It is in no way the fault of the bands–of any bands, for that matter–but I can’t help but notice that as soon as the majority of the musicians onstage are men, the number of men in the audience increases, as does their aggression, and their lack of spatial awareness. The audience is quickly dominated by white men, most over six feet tall, standing and nodding in the front and middle of the room with little to no regard for the space or sight-lines of shorter audience members.
Both Flourish and its performers have made obvious efforts to make a safe, inclusive space for all audience members. The spirit of the festival and the music it features are overwhelmingly welcoming and engaging, so it feels extra disappointing when public spaces still feel like they are made for men, with the rest of us left feeling out of place and overwhelmed. At least during Flourish, the music gets us dancing through it.

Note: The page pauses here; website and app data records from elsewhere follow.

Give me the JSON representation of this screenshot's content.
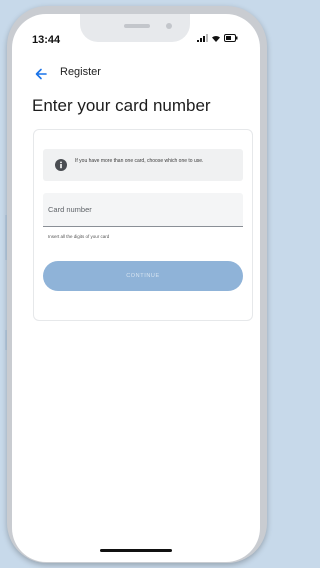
{
  "status_bar": {
    "time": "13:44",
    "icons": [
      "signal-icon",
      "wifi-icon",
      "battery-icon"
    ]
  },
  "nav": {
    "back_icon": "arrow-left-icon",
    "title": "Register"
  },
  "page": {
    "title": "Enter your card number"
  },
  "info": {
    "icon": "info-icon",
    "text": "If you have more than one card, choose which one to use."
  },
  "card_number": {
    "placeholder": "Card number",
    "value": "",
    "helper": "Insert all the digits of your card"
  },
  "actions": {
    "continue_label": "CONTINUE"
  },
  "colors": {
    "accent": "#1a73e8",
    "button_disabled": "#8fb3d8",
    "background": "#c7d9ea"
  }
}
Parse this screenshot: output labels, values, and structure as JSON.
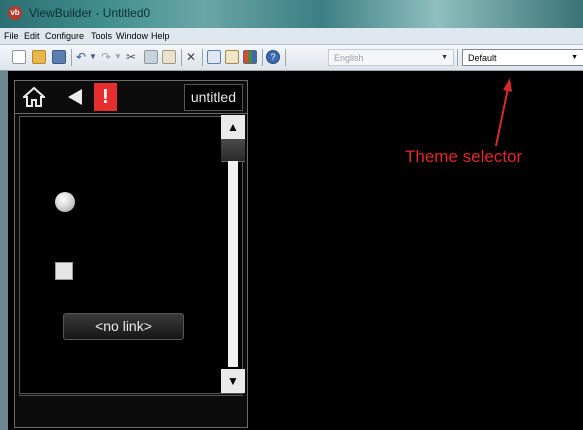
{
  "window": {
    "logo_text": "vb",
    "title": "ViewBuilder - Untitled0"
  },
  "menu": [
    "File",
    "Edit",
    "Configure",
    "Tools",
    "Window",
    "Help"
  ],
  "toolbar": {
    "language": {
      "value": "English"
    },
    "theme": {
      "value": "Default"
    }
  },
  "panel": {
    "page_name": "untitled",
    "alert_symbol": "!",
    "link_button_label": "<no link>",
    "scroll_up_symbol": "▲",
    "scroll_down_symbol": "▼"
  },
  "annotation": {
    "text": "Theme selector",
    "color": "#e02828"
  },
  "colors": {
    "alert": "#e62e2e",
    "canvas": "#000000"
  }
}
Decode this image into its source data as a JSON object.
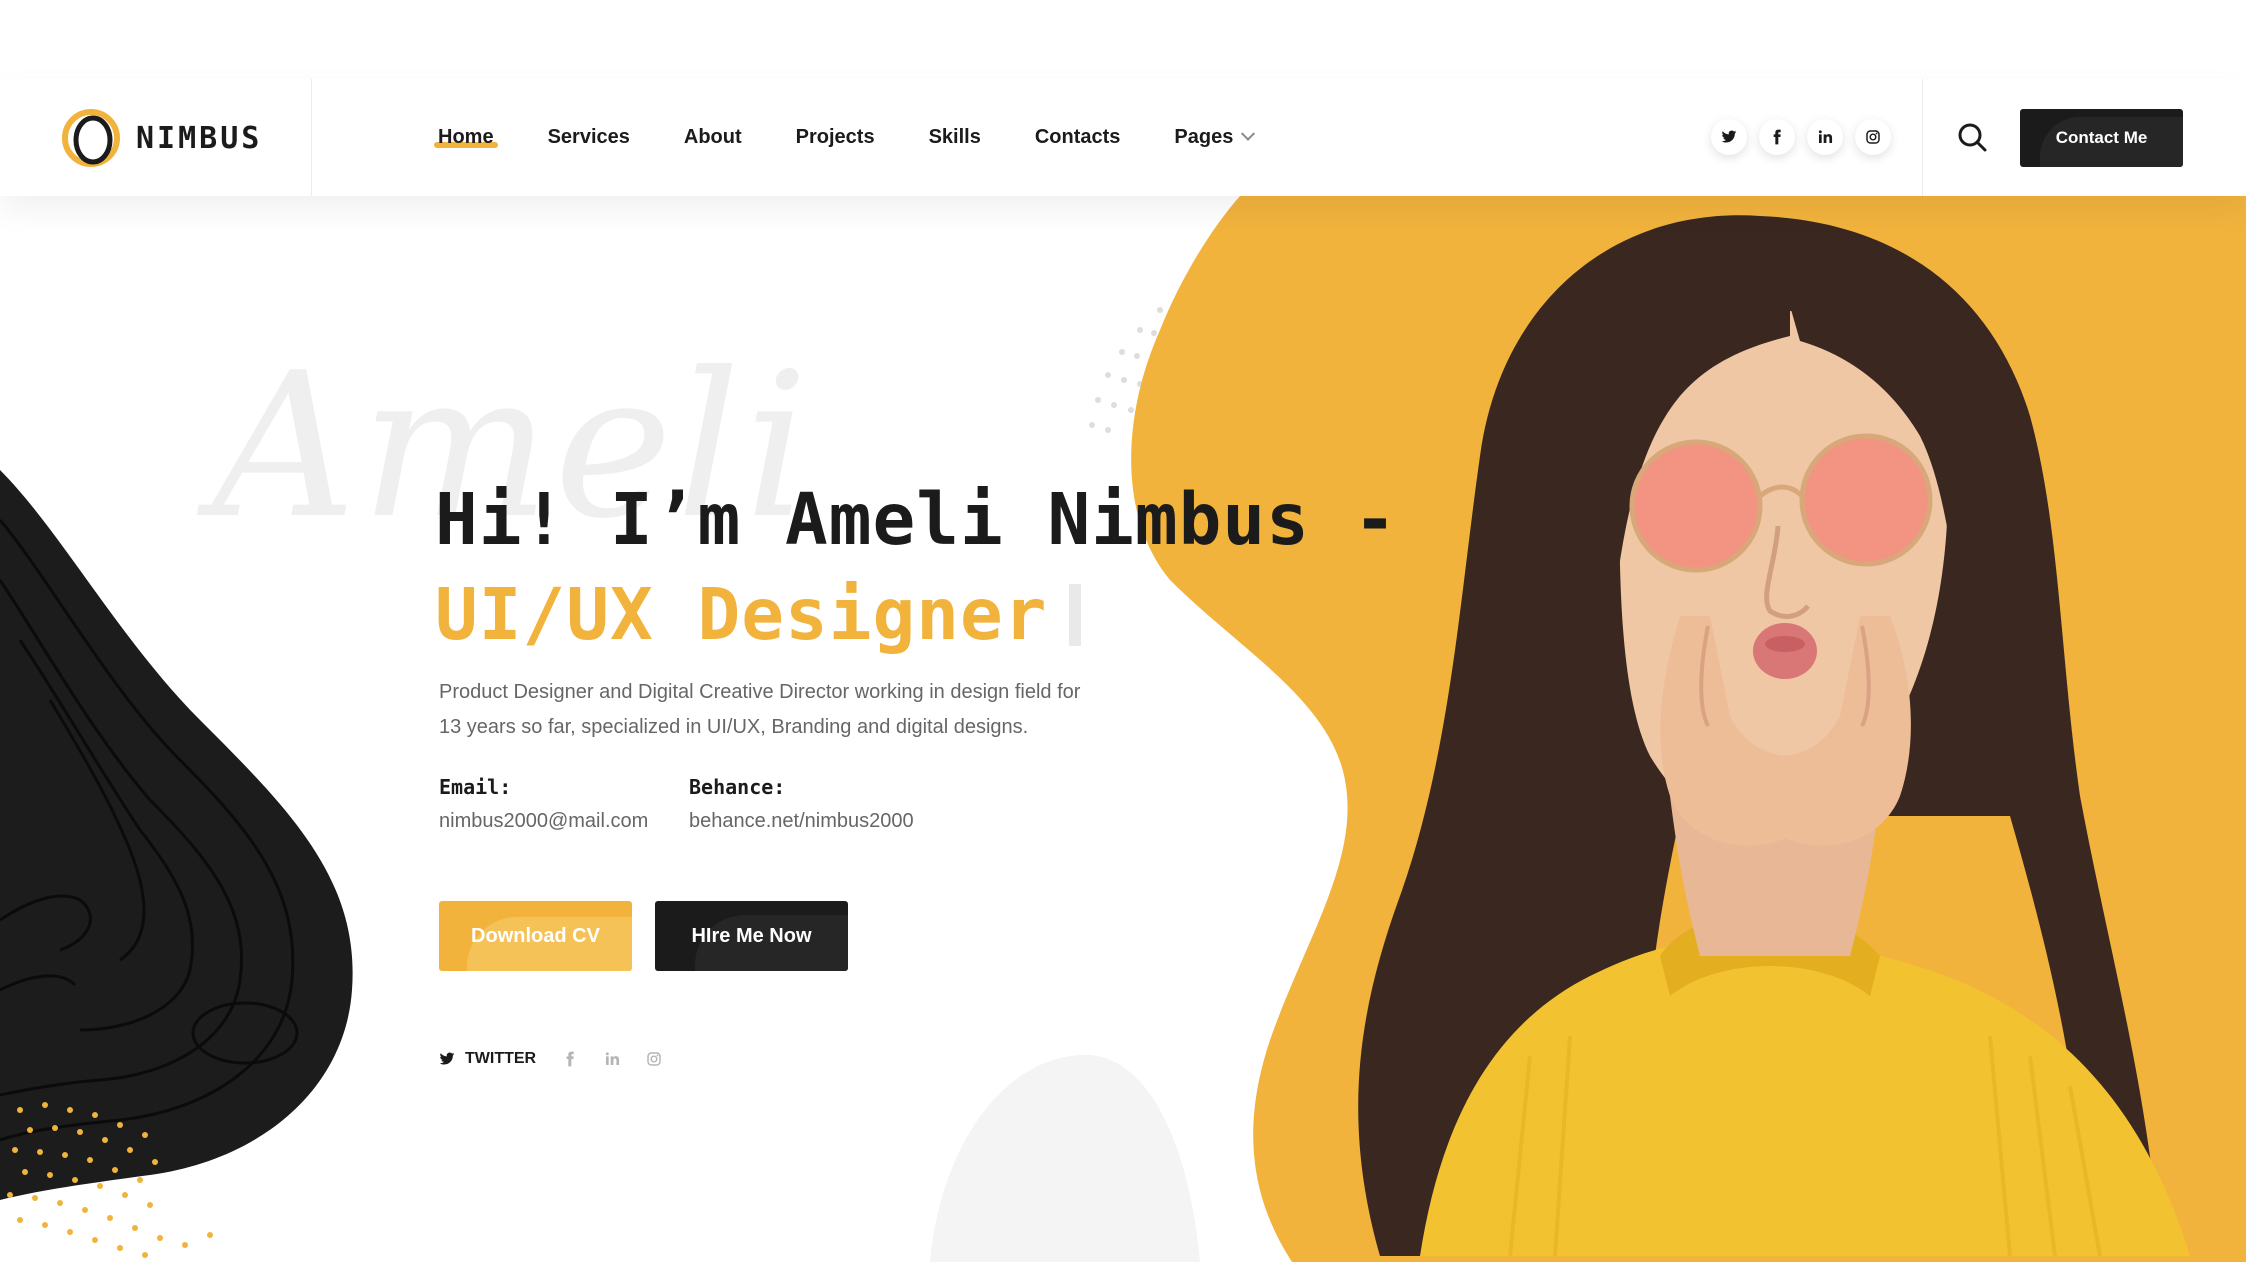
{
  "brand": {
    "name": "NIMBUS"
  },
  "nav": {
    "items": [
      {
        "label": "Home",
        "active": true
      },
      {
        "label": "Services"
      },
      {
        "label": "About"
      },
      {
        "label": "Projects"
      },
      {
        "label": "Skills"
      },
      {
        "label": "Contacts"
      },
      {
        "label": "Pages",
        "has_dropdown": true
      }
    ]
  },
  "header_social": [
    "twitter-icon",
    "facebook-icon",
    "linkedin-icon",
    "instagram-icon"
  ],
  "header": {
    "contact_label": "Contact Me"
  },
  "hero": {
    "watermark": "Ameli",
    "title_line1": "Hi! I’m Ameli Nimbus -",
    "title_line2": "UI/UX Designer",
    "description_line1": "Product Designer and Digital Creative Director working in design field for",
    "description_line2": "13 years so far, specialized in UI/UX, Branding and digital designs.",
    "email_label": "Email:",
    "email_value": "nimbus2000@mail.com",
    "behance_label": "Behance:",
    "behance_value": "behance.net/nimbus2000",
    "download_label": "Download CV",
    "hire_label": "HIre Me Now",
    "social_twitter_label": "TWITTER"
  },
  "colors": {
    "accent": "#f2b33d",
    "dark": "#1b1b1b",
    "muted": "#666666"
  }
}
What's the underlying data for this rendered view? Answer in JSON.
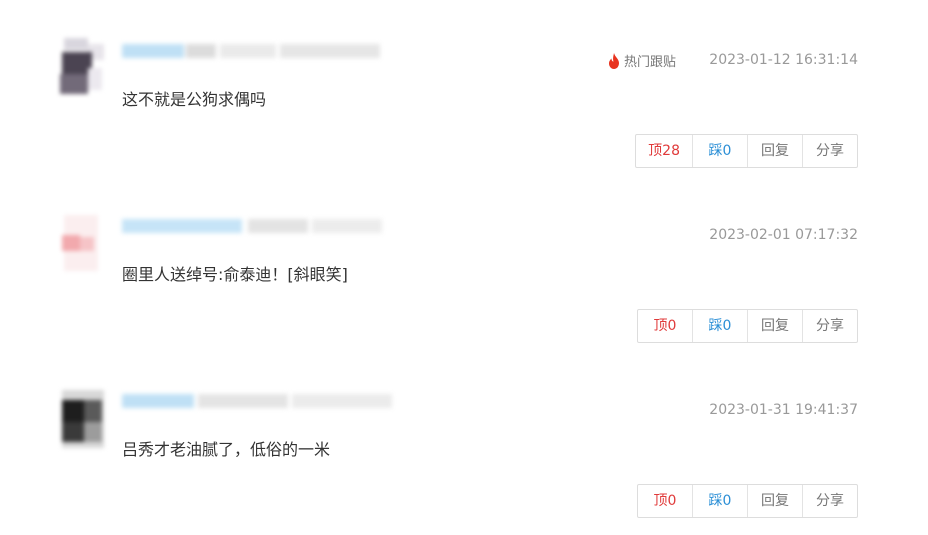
{
  "comments": [
    {
      "text": "这不就是公狗求偶吗",
      "timestamp": "2023-01-12 16:31:14",
      "hot_label": "热门跟贴",
      "up_label": "顶28",
      "down_label": "踩0",
      "reply_label": "回复",
      "share_label": "分享"
    },
    {
      "text": "圈里人送绰号:俞泰迪！[斜眼笑]",
      "timestamp": "2023-02-01 07:17:32",
      "up_label": "顶0",
      "down_label": "踩0",
      "reply_label": "回复",
      "share_label": "分享"
    },
    {
      "text": "吕秀才老油腻了，低俗的一米",
      "timestamp": "2023-01-31 19:41:37",
      "up_label": "顶0",
      "down_label": "踩0",
      "reply_label": "回复",
      "share_label": "分享"
    }
  ],
  "colors": {
    "up": "#e03a3a",
    "down": "#2b8fd6",
    "meta": "#999999",
    "hot_icon": "#e8331f"
  },
  "icons": {
    "hot": "flame-icon"
  }
}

Racing across downtown Fredericton to the Capital Complex, I am not prepared for the transformation the familiar downstairs bar has undergone. Kristina Rolander’s Neon Forest Remix installation has turned the Capital’s lower level into a psychedelic fairy tale: hand-painted tapestries of abstract greenery and neon waves cover the walls, and layers of leafy paper forms hang from the ceiling, washed in a mysterious blend of green and purple light. The dreamy, smoky voice of Thanya Iyer winds through the dark, leafy forest, drawing me immediately toward the stage. Iyer and her three-piece band are soon joined on stage by Anna Horvath of Merival, who bounds through the crowd and settles on-stage behind a speaker to provide backing vocals for the night. Muted bass plucking, percussion, softly looped violin, and synths provide a backdrop for Iyer’s enigmatic lyrics about healing, pain, and interconnectedness.
Live, improvised video by new band member Sophie Grouev project over the band, washing the scene in gently warped images of nature, household objects, and close-ups of microscopic organisms. From where I am in the crowd, I watch pixels from the video projection scatter light and colour across Iyer’s face, and over the sinuous leaf tapestries hung from the ceiling. The combined effect is mesmerizing, layering smooth, organic and electronic textures both visually and aurally.
“We’re so happy to be in this magical forest,” Iyer says, while introducing the band between songs, and in that moment, I can’t help but feel the same.
Contribution by Rebecca Salazar (she/her)
Rebecca Salazar is the author of the knife you need to justify the wound (Rahila’s Ghost) and Guzzle (Anstruther Press). Recent publications include poetry and non-fiction in Briarpatch, Minola Review, and The Puritan. Rebecca is currently a poetry editor for The Fiddlehead and Plenitude magazines, and a PhD candidate at UNB.